It’s a rare art show that evokes both stagflation and the prehistoric, but Mason’s work inspires this kind of free-associating. You can’t stare at her colors without feeling a twitch of recognition—clocking their turquoise and terra-cotta, I felt more like a native Southwesterner than I had in a while—and you can’t keep staring without those initial impressions slipping away. I sometimes get the idea that, for Mason, color was a form of storytelling: a pink feels like a plot twist, an orange like a blunt ending. I enjoy her paintings most when she makes an unlikely pair of colors scrape against each other and then smooths things over with a third. In “Greener Lean” (1978), the odd couple are a thick, too sugary green and a sickly yellow, and the deus ex machina is a drizzle of red in the lower right, which gives the yellow a little life and the green a little nuance. And I’m not sure I can say why the royal purple poking out of the sides of “A Paper of Pins” (1974) hits me so hard. It gives me the same quiet shock as the legs poking out of the sea in the Northern Renaissance masterwork “Landscape with the Fall of Icarus”: the sense that the big, operatic things in life will always be happening somewhere else, and that this is maybe for the best.

When Mason’s paintings come up short, it’s usually because they are trying too hard to be uncontrolled and can’t shake their nature.

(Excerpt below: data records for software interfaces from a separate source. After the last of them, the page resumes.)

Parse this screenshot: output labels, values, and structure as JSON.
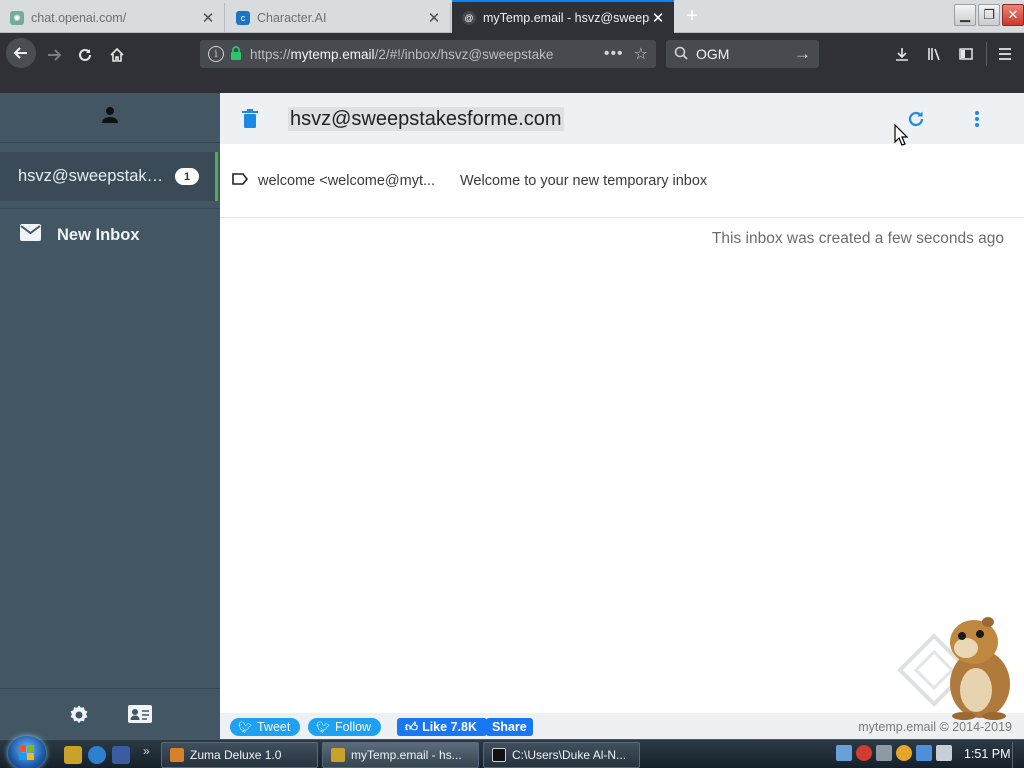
{
  "browser": {
    "tabs": [
      {
        "title": "chat.openai.com/",
        "active": false
      },
      {
        "title": "Character.AI",
        "active": false
      },
      {
        "title": "myTemp.email - hsvz@sweeps",
        "active": true
      }
    ],
    "url_prefix": "https://",
    "url_domain": "mytemp.email",
    "url_path": "/2/#!/inbox/hsvz@sweepstake",
    "search_value": "OGM"
  },
  "sidebar": {
    "inbox_address": "hsvz@sweepstakes...",
    "inbox_badge": "1",
    "new_inbox_label": "New Inbox"
  },
  "main": {
    "address_title": "hsvz@sweepstakesforme.com",
    "messages": [
      {
        "from": "welcome <welcome@myt...",
        "subject": "Welcome to your new temporary inbox"
      }
    ],
    "created_notice": "This inbox was created a few seconds ago"
  },
  "footer": {
    "tweet_label": "Tweet",
    "follow_label": "Follow",
    "like_label": "Like 7.8K",
    "share_label": "Share",
    "copyright": "mytemp.email © 2014-2019"
  },
  "taskbar": {
    "tasks": [
      {
        "label": "Zuma Deluxe 1.0"
      },
      {
        "label": "myTemp.email - hs..."
      },
      {
        "label": "C:\\Users\\Duke Al-N..."
      }
    ],
    "clock": "1:51 PM"
  },
  "colors": {
    "sidebar_bg": "#435663",
    "accent_green": "#4caf50",
    "icon_blue": "#1e88e5",
    "toolbar_bg": "#2f3136"
  }
}
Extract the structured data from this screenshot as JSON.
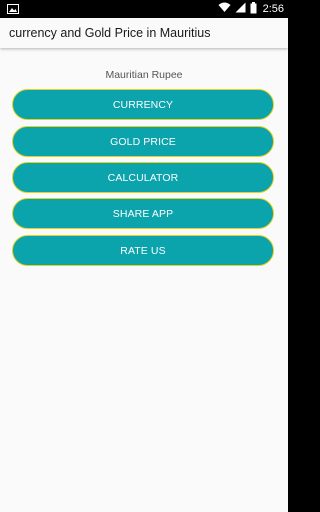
{
  "status_bar": {
    "time": "2:56",
    "icons": [
      "image-icon",
      "wifi-icon",
      "signal-icon",
      "battery-icon"
    ]
  },
  "app_bar": {
    "title": "currency and Gold Price in Mauritius"
  },
  "main": {
    "subtitle": "Mauritian Rupee",
    "buttons": [
      {
        "label": "CURRENCY"
      },
      {
        "label": "GOLD PRICE"
      },
      {
        "label": "CALCULATOR"
      },
      {
        "label": "SHARE APP"
      },
      {
        "label": "RATE US"
      }
    ]
  },
  "colors": {
    "button_fill": "#0ba3ac",
    "button_border": "#e8d21a",
    "background": "#fafafa",
    "status_bar": "#000000"
  }
}
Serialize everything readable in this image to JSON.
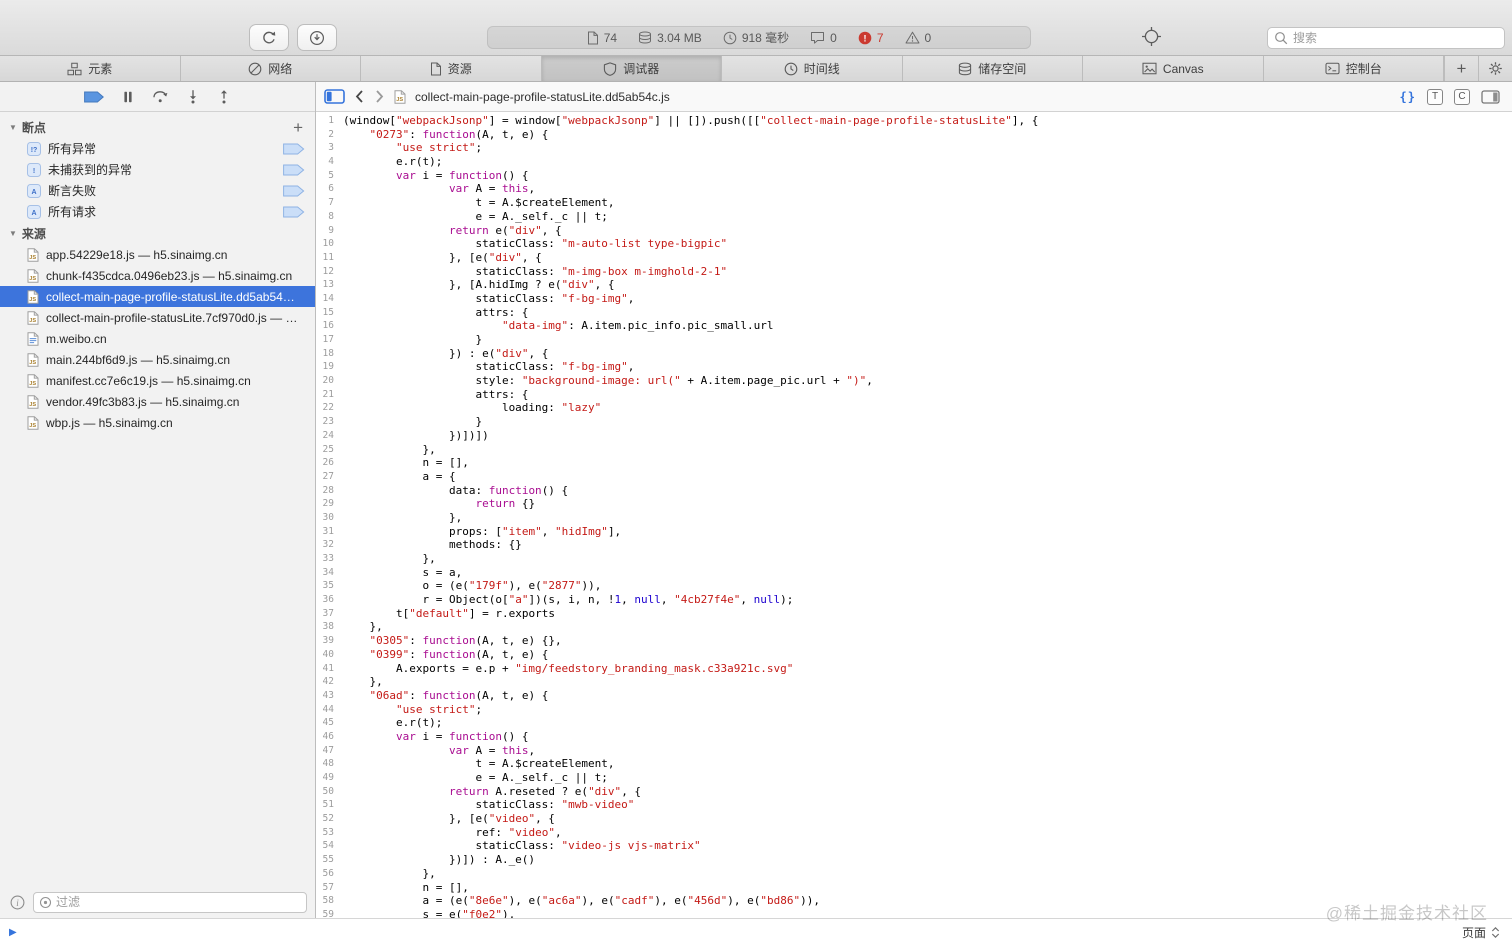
{
  "toolbar": {
    "stats": {
      "resource_count": "74",
      "transfer_size": "3.04 MB",
      "load_time": "918 毫秒",
      "console_logs": "0",
      "console_errors": "7",
      "console_warnings": "0"
    },
    "search_placeholder": "搜索"
  },
  "icons": {
    "reload": "circular-arrow",
    "download": "circle-down-arrow",
    "resource_count": "document",
    "transfer_size": "database",
    "load_time": "clock",
    "console_logs": "speech-bubble",
    "console_errors": "red-exclamation-circle",
    "console_warnings": "warning-triangle",
    "element_picker": "crosshair",
    "search": "magnifier",
    "new_tab": "plus",
    "settings": "gear"
  },
  "tabs": [
    {
      "id": "elements",
      "label": "元素"
    },
    {
      "id": "network",
      "label": "网络"
    },
    {
      "id": "resources",
      "label": "资源"
    },
    {
      "id": "debugger",
      "label": "调试器",
      "active": true
    },
    {
      "id": "timelines",
      "label": "时间线"
    },
    {
      "id": "storage",
      "label": "储存空间"
    },
    {
      "id": "canvas",
      "label": "Canvas"
    },
    {
      "id": "console",
      "label": "控制台"
    }
  ],
  "sidebar": {
    "breakpoints": {
      "title": "断点",
      "items": [
        {
          "label": "所有异常",
          "icon": "exceptions"
        },
        {
          "label": "未捕获到的异常",
          "icon": "uncaught"
        },
        {
          "label": "断言失败",
          "icon": "assert"
        },
        {
          "label": "所有请求",
          "icon": "requests"
        }
      ]
    },
    "sources": {
      "title": "来源",
      "items": [
        {
          "label": "app.54229e18.js — h5.sinaimg.cn",
          "type": "js"
        },
        {
          "label": "chunk-f435cdca.0496eb23.js — h5.sinaimg.cn",
          "type": "js"
        },
        {
          "label": "collect-main-page-profile-statusLite.dd5ab54…",
          "type": "js",
          "selected": true
        },
        {
          "label": "collect-main-profile-statusLite.7cf970d0.js — …",
          "type": "js"
        },
        {
          "label": "m.weibo.cn",
          "type": "page"
        },
        {
          "label": "main.244bf6d9.js — h5.sinaimg.cn",
          "type": "js"
        },
        {
          "label": "manifest.cc7e6c19.js — h5.sinaimg.cn",
          "type": "js"
        },
        {
          "label": "vendor.49fc3b83.js — h5.sinaimg.cn",
          "type": "js"
        },
        {
          "label": "wbp.js — h5.sinaimg.cn",
          "type": "js"
        }
      ]
    },
    "filter_placeholder": "过滤"
  },
  "content": {
    "file_name": "collect-main-page-profile-statusLite.dd5ab54c.js",
    "pretty_print_label": "{}",
    "type_profiler_label": "T",
    "code_coverage_label": "C",
    "code_lines": [
      "(window[\"webpackJsonp\"] = window[\"webpackJsonp\"] || []).push([[\"collect-main-page-profile-statusLite\"], {",
      "    \"0273\": function(A, t, e) {",
      "        \"use strict\";",
      "        e.r(t);",
      "        var i = function() {",
      "                var A = this,",
      "                    t = A.$createElement,",
      "                    e = A._self._c || t;",
      "                return e(\"div\", {",
      "                    staticClass: \"m-auto-list type-bigpic\"",
      "                }, [e(\"div\", {",
      "                    staticClass: \"m-img-box m-imghold-2-1\"",
      "                }, [A.hidImg ? e(\"div\", {",
      "                    staticClass: \"f-bg-img\",",
      "                    attrs: {",
      "                        \"data-img\": A.item.pic_info.pic_small.url",
      "                    }",
      "                }) : e(\"div\", {",
      "                    staticClass: \"f-bg-img\",",
      "                    style: \"background-image: url(\" + A.item.page_pic.url + \")\",",
      "                    attrs: {",
      "                        loading: \"lazy\"",
      "                    }",
      "                })])])",
      "            },",
      "            n = [],",
      "            a = {",
      "                data: function() {",
      "                    return {}",
      "                },",
      "                props: [\"item\", \"hidImg\"],",
      "                methods: {}",
      "            },",
      "            s = a,",
      "            o = (e(\"179f\"), e(\"2877\")),",
      "            r = Object(o[\"a\"])(s, i, n, !1, null, \"4cb27f4e\", null);",
      "        t[\"default\"] = r.exports",
      "    },",
      "    \"0305\": function(A, t, e) {},",
      "    \"0399\": function(A, t, e) {",
      "        A.exports = e.p + \"img/feedstory_branding_mask.c33a921c.svg\"",
      "    },",
      "    \"06ad\": function(A, t, e) {",
      "        \"use strict\";",
      "        e.r(t);",
      "        var i = function() {",
      "                var A = this,",
      "                    t = A.$createElement,",
      "                    e = A._self._c || t;",
      "                return A.reseted ? e(\"div\", {",
      "                    staticClass: \"mwb-video\"",
      "                }, [e(\"video\", {",
      "                    ref: \"video\",",
      "                    staticClass: \"video-js vjs-matrix\"",
      "                })]) : A._e()",
      "            },",
      "            n = [],",
      "            a = (e(\"8e6e\"), e(\"ac6a\"), e(\"cadf\"), e(\"456d\"), e(\"bd86\")),",
      "            s = e(\"f0e2\"),"
    ]
  },
  "statusbar": {
    "quick_console_label": "页面"
  },
  "watermark": "@稀土掘金技术社区",
  "colors": {
    "accent_blue": "#3574dc",
    "selection_blue": "#3d74dc",
    "error_red": "#cb3a30",
    "string_red": "#c41a16",
    "keyword_magenta": "#a90d91",
    "number_blue": "#1c00cf",
    "breakpoint_blue": "#5a95e0"
  }
}
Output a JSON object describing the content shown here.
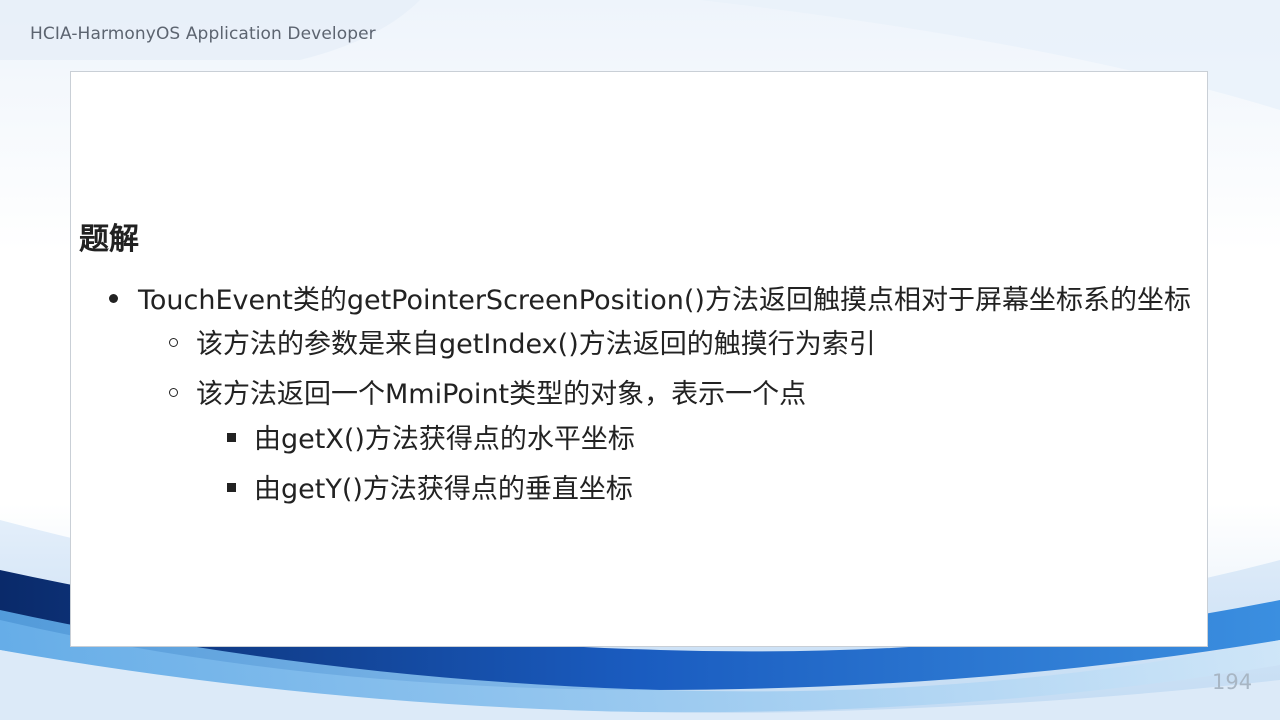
{
  "header": {
    "text": "HCIA-HarmonyOS Application Developer"
  },
  "slide": {
    "section_title": "题解",
    "bullets": [
      {
        "level": 1,
        "text": "TouchEvent类的getPointerScreenPosition()方法返回触摸点相对于屏幕坐标系的坐标"
      },
      {
        "level": 2,
        "text": "该方法的参数是来自getIndex()方法返回的触摸行为索引"
      },
      {
        "level": 2,
        "text": "该方法返回一个MmiPoint类型的对象，表示一个点"
      },
      {
        "level": 3,
        "text": "由getX()方法获得点的水平坐标"
      },
      {
        "level": 3,
        "text": "由getY()方法获得点的垂直坐标"
      }
    ]
  },
  "footer": {
    "page_number": "194"
  },
  "colors": {
    "accent_blue": "#1f5fb0",
    "dark_blue": "#0b2a66",
    "text": "#222222"
  }
}
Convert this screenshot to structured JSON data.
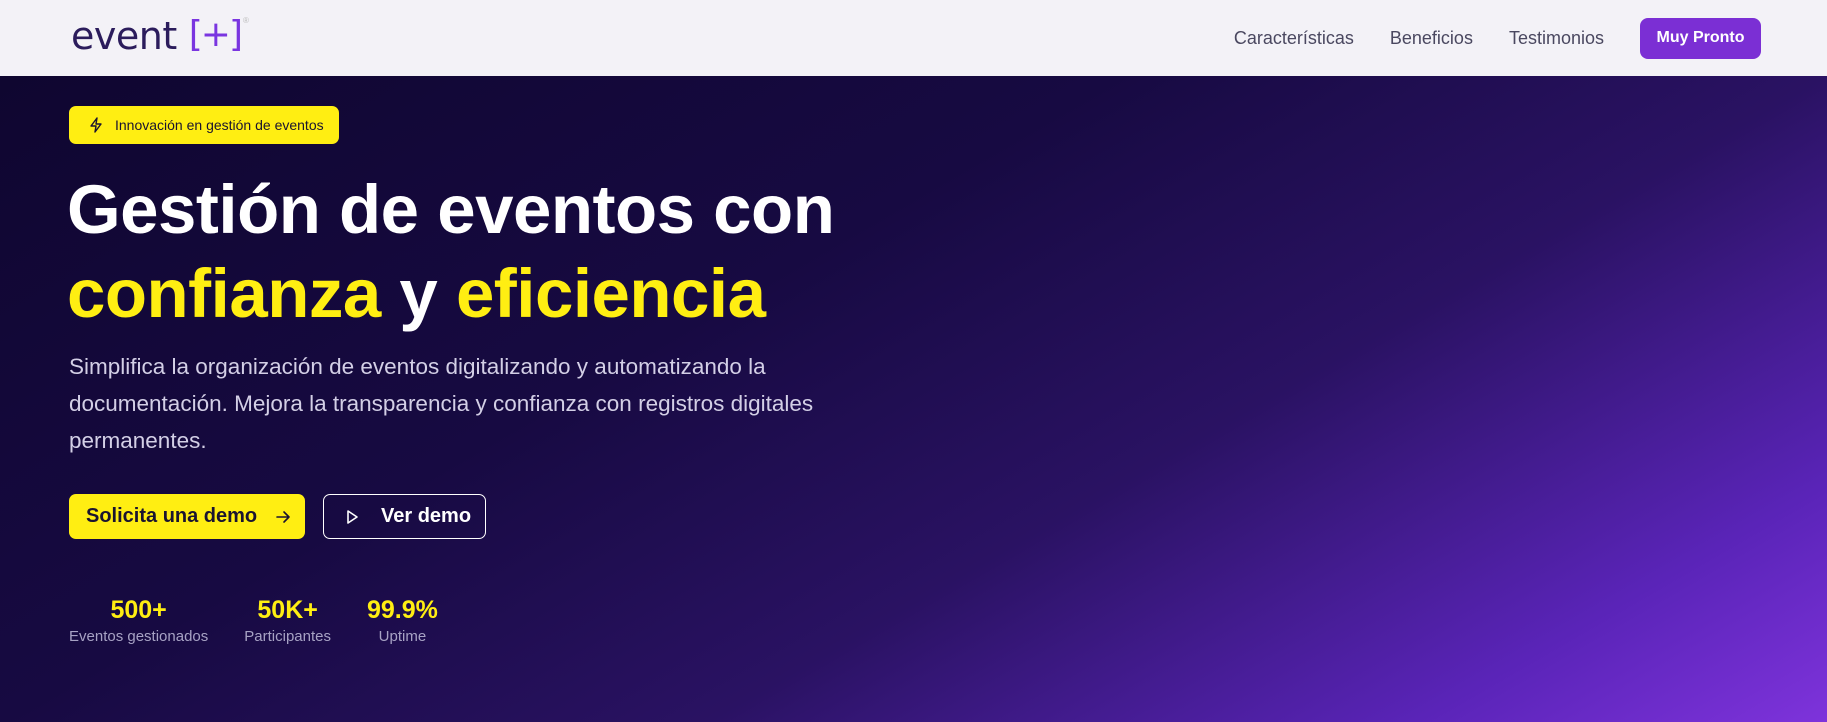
{
  "header": {
    "logo": {
      "word": "event",
      "bracket": "[+]",
      "reg": "®"
    },
    "nav": [
      {
        "label": "Características"
      },
      {
        "label": "Beneficios"
      },
      {
        "label": "Testimonios"
      }
    ],
    "cta_label": "Muy Pronto"
  },
  "hero": {
    "badge": {
      "icon": "lightning-icon",
      "text": "Innovación en gestión de eventos"
    },
    "title": {
      "line1": "Gestión de eventos con",
      "highlight1": "confianza",
      "connector": " y ",
      "highlight2": "eficiencia"
    },
    "description": "Simplifica la organización de eventos digitalizando y automatizando la documentación. Mejora la transparencia y confianza con registros digitales permanentes.",
    "primary_button": {
      "label": "Solicita una demo",
      "icon": "arrow-right-icon"
    },
    "secondary_button": {
      "label": "Ver demo",
      "icon": "play-icon"
    },
    "stats": [
      {
        "value": "500+",
        "label": "Eventos gestionados"
      },
      {
        "value": "50K+",
        "label": "Participantes"
      },
      {
        "value": "99.9%",
        "label": "Uptime"
      }
    ]
  },
  "colors": {
    "accent_yellow": "#ffee12",
    "brand_purple": "#7b2fd4",
    "hero_dark": "#0f0630",
    "header_bg": "#f3f2f7"
  }
}
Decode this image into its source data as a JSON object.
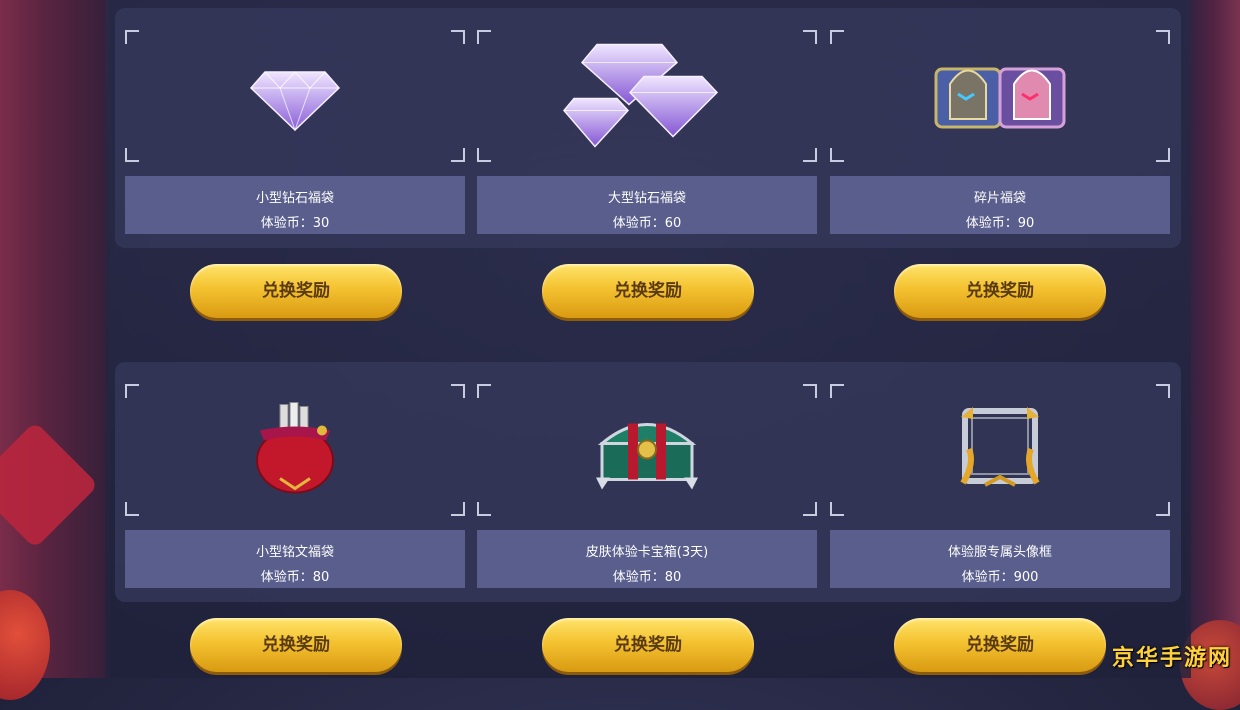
{
  "rows": [
    [
      {
        "name": "小型钻石福袋",
        "price": "体验币：30",
        "button": "兑换奖励",
        "icon": "small-diamond-bag"
      },
      {
        "name": "大型钻石福袋",
        "price": "体验币：60",
        "button": "兑换奖励",
        "icon": "large-diamond-bag"
      },
      {
        "name": "碎片福袋",
        "price": "体验币：90",
        "button": "兑换奖励",
        "icon": "fragment-bag"
      }
    ],
    [
      {
        "name": "小型铭文福袋",
        "price": "体验币：80",
        "button": "兑换奖励",
        "icon": "inscription-bag"
      },
      {
        "name": "皮肤体验卡宝箱(3天)",
        "price": "体验币：80",
        "button": "兑换奖励",
        "icon": "skin-card-chest"
      },
      {
        "name": "体验服专属头像框",
        "price": "体验币：900",
        "button": "兑换奖励",
        "icon": "avatar-frame"
      }
    ]
  ],
  "watermark": "京华手游网",
  "colors": {
    "button_gold": "#f4c230",
    "info_bg": "#5a5e8c",
    "panel_bg": "#373a5c"
  }
}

Sanity goes slumming but tricks nobody. “Defiant of a Road” (1972) has too much going on and not enough—the colors talk over one another as they wait for a resolution that never arrives. “Quiet Fog” (1976) does have something like a resolution; I just don’t buy it. Yellow and red and blue melt into the same shimmery gray, so that nothing specific to the drama between one color and its co-stars gets worked out—if this were the ending of a movie, it would be “It was all a dream!” The painting may be the most illuminating one in the exhibition, though, clarifying what succeeds in a Mason by demonstrating what doesn’t. It trails off suggestively, and Mason’s style works best when it says what it’s trying to say without a stutter.

This may sound like an insult, and in fact many of the finest Mason paintings are very close to the third-rate ones. (Sanity has a tiny margin of error.) Her technique is always in danger of coming across as too pat, but that’s part of what makes it so thrilling when it pays off. Working your way from the left to the right side of the small, square “Like Some Old Fashioned Miracle” (1972-74), you first find bright yellow and blue cheek to cheek with hunter green, simple as two plus three equals five. In the center, everything goes wonky. The blue ripens, the shade of green switches from hunter to rusty penny, and the yellow disappears altogether, only to emerge on the other side bearing a little penny rust itself. The shapes are solid-looking for the most part but a little fuzzy around the edges, as though eroded by the elements. (Again, I detect the influence of that trip to Lascaux.) As usual, the painting’s title comes from Dickinson, but I’m reminded more strongly of the Song-dynasty poet Wei T’ai, who accidentally summed up Mason’s whole raison d’être when he said that poetry “should be precise about the thing and reticent about the feeling.”

The wonder of this painting is that, by not trying to overwhelm, Mason overwhelms. Time, and the way it chews at the grand and the modest with the same appetite, is her subject. Even as she sets out to deal with it frankly, she can’t help but transmit strong feeling; for me, it’s something like the melancholy jolt of rummaging through the closet and finding an old, yellowing diary. Mason was not an especially innovative artist. She pioneered no major aesthetic school, and, although she taught painting at Hunter College for more than thirty years, has no obvious imitators on the scene today. She’s just the person who made “Like Some Old Fashioned Miracle,” and that should be—and should have been—more than enough.